Octogenarian Hertha Nelenge of Okahao constituency in the Omusati region says she cannot remember ever seeing a drought of such proportions.
Unlike many others, 79-year-old Saki Lungameni of Ondobe constituency in the Ohangwena region has not given up hope. “God has not forgotten us. The rain will still come to at least provide water and grazing for the animals. We humans can find alternative ways of survival,” he said.
Ndapandula Amwaama and Loide Wilbard of Uukwandongo village, Omusati region, say they have given up any hope of a harvest this year.
Amwaama said: “The drought is hitting us hard because even last year we did not receive enough rain. We have already given up any hope of a harvest this year. We are in serious trouble, but our biggest concern regards our livestock. Even if drought relief is eventually provided to us human beings, what about our livestock?”
Petrus Kambala, the councillor of the Onyaanya constituency, Oshikoto region, says the situation in his area is “very bad”.
Oshakati resident Paulus Mambo who is also a cattle farmer, said that he has visited his cattle post in the grazing areas south-west of Oshakati what he saw there has shocked him. “A disaster is looming. There is no grazing and no water for our animals. Our livestock will be wiped out should the rain stay away for one more week,” he said.
The rainy season started late this year and only sporadic rainfall was registered in some areas, mostly east of Oshikoto, east of Ohangwena and parts of Oshana and Omusati, while vast areas have yet to receive a single drop of rain.
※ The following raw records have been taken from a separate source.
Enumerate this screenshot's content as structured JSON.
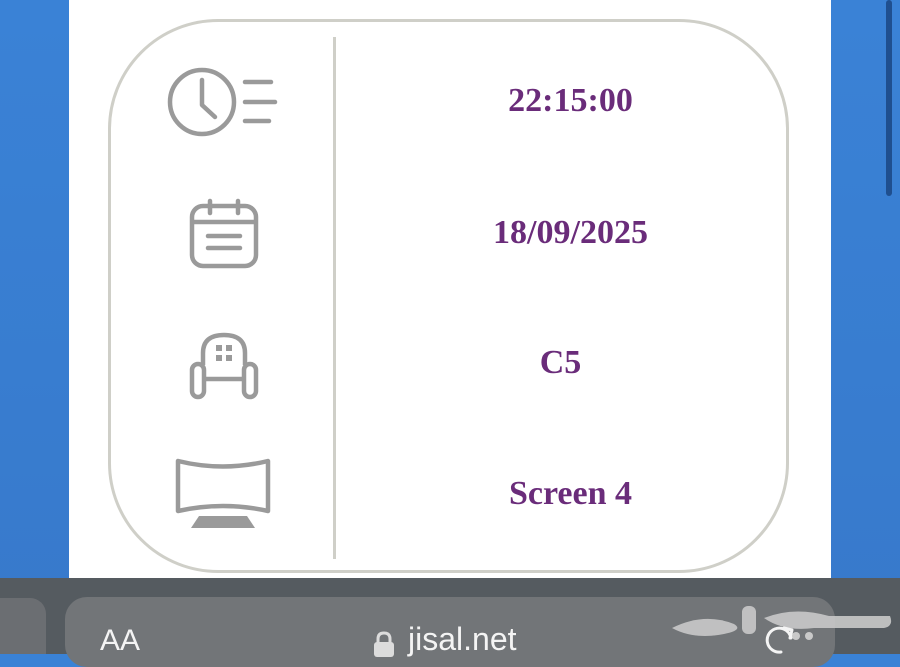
{
  "ticket": {
    "time": "22:15:00",
    "date": "18/09/2025",
    "seat": "C5",
    "screen": "Screen 4"
  },
  "icons": {
    "time": "clock-list-icon",
    "date": "calendar-icon",
    "seat": "armchair-icon",
    "screen": "cinema-screen-icon"
  },
  "browser": {
    "text_size_label": "AA",
    "url": "jisal.net"
  },
  "colors": {
    "value_text": "#6a2c7a",
    "icon_gray": "#9a9a9a",
    "card_border": "#cfcfc8",
    "background_blue": "#3a82d6"
  }
}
“In a normal year I plough my mahangu field in December. We are now in March but I have not yet ploughed my field because there is no rain. However, if it starts raining today I will still plough my field because harvesting 30kg is better than nothing,” said Pastor Paulus Christian of the Full Gospel Church of God.
Those farmers who have received some rain and have ploughed their fields are now devastated in watching their young mahangu drying up.
Meanwhile, the effects of the drought are felt across the board.
Private tractor owners could not be contracted to plough the fields; seed vendors could not sell their products, and the unemployed women and youths who formed income generation groups, contracted to help farmers weed and harvest, are inactive.
The drought situation across Namibia’s northern border is not any better
Angolan nationals who visit Namibia to do shopping or visit relatives, say the dramatic drought situation is equally affecting the southern parts of Angola.
The three main churches in the North – Lutheran, Anglican and Catholic – recently launched a prayer campaign to entreat God for his Divine intervention to end the prolonged dry spell.